Because Democracy is Not a Spectator Sport


The League of Women Voters, a non-partisan political organization,
encourages informed and active participation in government, 
works to increase understanding of major policy issues,
and influences public policy through education and advocacy.

The League never supports or opposes candidates, 
but we do take positions on issues that we have studied
and come to consensus on at a local, state and national level.


Empowering Voters.
Defending Democracy.



Join Us!

It's easy to join! (Join Us Now) Have questions? 
Email the League at membership@lwvholland.org .
We'd be happy to answer any questions you might have.

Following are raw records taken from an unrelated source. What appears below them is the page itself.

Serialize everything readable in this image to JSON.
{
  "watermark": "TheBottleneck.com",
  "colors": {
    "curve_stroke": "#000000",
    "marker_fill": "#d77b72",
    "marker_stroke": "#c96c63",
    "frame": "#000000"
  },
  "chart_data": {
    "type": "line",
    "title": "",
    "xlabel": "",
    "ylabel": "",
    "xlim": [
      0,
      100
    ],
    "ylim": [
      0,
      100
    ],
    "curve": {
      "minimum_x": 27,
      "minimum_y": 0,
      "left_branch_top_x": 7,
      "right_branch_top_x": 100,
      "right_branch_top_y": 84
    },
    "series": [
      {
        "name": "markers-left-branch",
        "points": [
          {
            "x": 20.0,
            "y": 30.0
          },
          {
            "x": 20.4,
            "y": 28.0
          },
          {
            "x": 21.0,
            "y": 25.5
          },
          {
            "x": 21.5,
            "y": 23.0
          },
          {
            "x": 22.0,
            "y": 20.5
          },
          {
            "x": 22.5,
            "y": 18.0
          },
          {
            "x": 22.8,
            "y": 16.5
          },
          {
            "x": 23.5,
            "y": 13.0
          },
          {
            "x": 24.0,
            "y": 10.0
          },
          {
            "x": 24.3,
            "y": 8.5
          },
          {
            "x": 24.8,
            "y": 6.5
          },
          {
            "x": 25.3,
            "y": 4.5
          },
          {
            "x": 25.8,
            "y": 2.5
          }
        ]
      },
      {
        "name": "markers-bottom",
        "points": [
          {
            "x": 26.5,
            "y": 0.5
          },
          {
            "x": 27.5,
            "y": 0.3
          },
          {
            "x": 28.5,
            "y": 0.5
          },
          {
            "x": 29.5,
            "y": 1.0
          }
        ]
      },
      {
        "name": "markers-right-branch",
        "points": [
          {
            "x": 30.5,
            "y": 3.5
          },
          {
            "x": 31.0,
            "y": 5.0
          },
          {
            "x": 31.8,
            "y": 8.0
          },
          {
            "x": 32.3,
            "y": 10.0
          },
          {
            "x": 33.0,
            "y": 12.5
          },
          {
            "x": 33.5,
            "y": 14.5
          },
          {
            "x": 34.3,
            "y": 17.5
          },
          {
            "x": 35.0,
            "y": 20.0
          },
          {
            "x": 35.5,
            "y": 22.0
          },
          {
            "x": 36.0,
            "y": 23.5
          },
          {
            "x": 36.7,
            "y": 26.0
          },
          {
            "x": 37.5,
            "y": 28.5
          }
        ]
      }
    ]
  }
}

If you prefer to (Donate Now)  without joining our organization, we would appreciate your support.





League of Women Voters of Holland Area
P.O. Box 3183
Holland, MI  49422-3183

Contact Us